Battery Life - Reading, DVD Playback & Wireless Web Browsing
POST A COMMENT

46 Comments

View All Comments

  • juanpoh - Friday, August 4, 2006 - link

    Looking at http://www.intel.com/products/processor/pentiumm/i...">Intel Pentium M link, only 915 and 855 chipset is supported. However 945 chipset is listed as supported in http://www.intel.com/products/processor/celeron_m/...">Intel Celeron M link. Reply
  • jaybuffet - Friday, August 4, 2006 - link

    I have the nx9420 notebook with the 945pm chipset... i was on hp support yesterday, and they said they would not support upgrading the CPU.. does that mean i am SOL because they wont upgrade the BIOS to support it? Reply
  • Pjotr - Friday, August 4, 2006 - link

    Please correct the percentage numbers on http://www.anandtech.com/cpuchipsets/showdoc.aspx?...">http://www.anandtech.com/cpuchipsets/showdoc.aspx?...

    "17.5% increase in performance" -> "17.5 % less time used" OR "21.3 % increaase in performance"

    Same mistake for all other time based benchmarks.
    Reply
  • shecknoscopy - Thursday, August 3, 2006 - link

    Given the nearly identical architectures of the desktop Conroes and the new Merom chips - how well do all of you think the two would stack up in a direct side-by-side comparison? This is open to blatant conjecture, of course, as the necessary hardware to <b>really</b> make a single-variable experiment isn't out there.
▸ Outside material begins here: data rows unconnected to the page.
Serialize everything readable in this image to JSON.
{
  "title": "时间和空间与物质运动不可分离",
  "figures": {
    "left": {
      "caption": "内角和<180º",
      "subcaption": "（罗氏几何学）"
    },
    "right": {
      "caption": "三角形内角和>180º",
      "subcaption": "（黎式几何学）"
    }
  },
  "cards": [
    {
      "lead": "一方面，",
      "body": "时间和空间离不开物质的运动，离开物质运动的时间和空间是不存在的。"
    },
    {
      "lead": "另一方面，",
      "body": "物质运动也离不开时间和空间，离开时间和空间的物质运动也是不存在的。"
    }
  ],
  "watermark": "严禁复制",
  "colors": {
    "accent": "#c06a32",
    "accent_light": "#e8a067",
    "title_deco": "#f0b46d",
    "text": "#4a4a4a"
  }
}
But for those of us considering mobile-on-desktop options, how much of a performance cut would we see jumping from a Conroe to a Merom? Reply
  • IntelUser2000 - Saturday, August 5, 2006 - link

    quote:

    Given the nearly identical architectures of the desktop Conroes and the new Merom chips - how well do all of you think the two would stack up in a direct side-by-side comparison? This is open to blatant conjecture, of course, as the necessary hardware to <b>really</b> make a single-variable experiment isn't out there. But for those of us considering mobile-on-desktop options, how much of a performance cut would we see jumping from a Conroe to a Merom?


    Intel mentioned something about having different prefetchers that match the market, meaning Woodcrest's Prefetchers are fit for workstation/server, Conroe for desktop, Merom for mobile applications(performance/battery life).

    If you look at Core Extreme X6800 vs. Core 2 Duo E6700 benchmarks, you can see that in some reviews the differences are greater than the 267MHz clock difference(10% clock difference). Maybe Core Extreme has superior prefetchers to the Core 2 Duos, giving advantage in select few applications.
    Reply
  • Sunrise089 - Thursday, August 3, 2006 - link

    This was the exact question I just signed on to ask....so I await and answer as well. Reply
  • shecknoscopy - Thursday, August 3, 2006 - link

    Woohoo! Great minds think alike, eh? Also, so do ours! Reply
  • JackPack - Thursday, August 3, 2006 - link

    Which stepping did you use in this test? B1? Reply
  • EagleEye - Thursday, August 3, 2006 - link

    I think the asus barebones configuration is mislabeled in this article. The s96j has the WXGA 1280x 800 screen while the z96j has the WSXGA 1680x 1050 screen. They either had an s96j or the native resolution is wrong as they stated it. Reply
  • Kalessian - Thursday, August 3, 2006 - link

    I noticed that, too. Reply

Log in

Don't have an account? Sign up now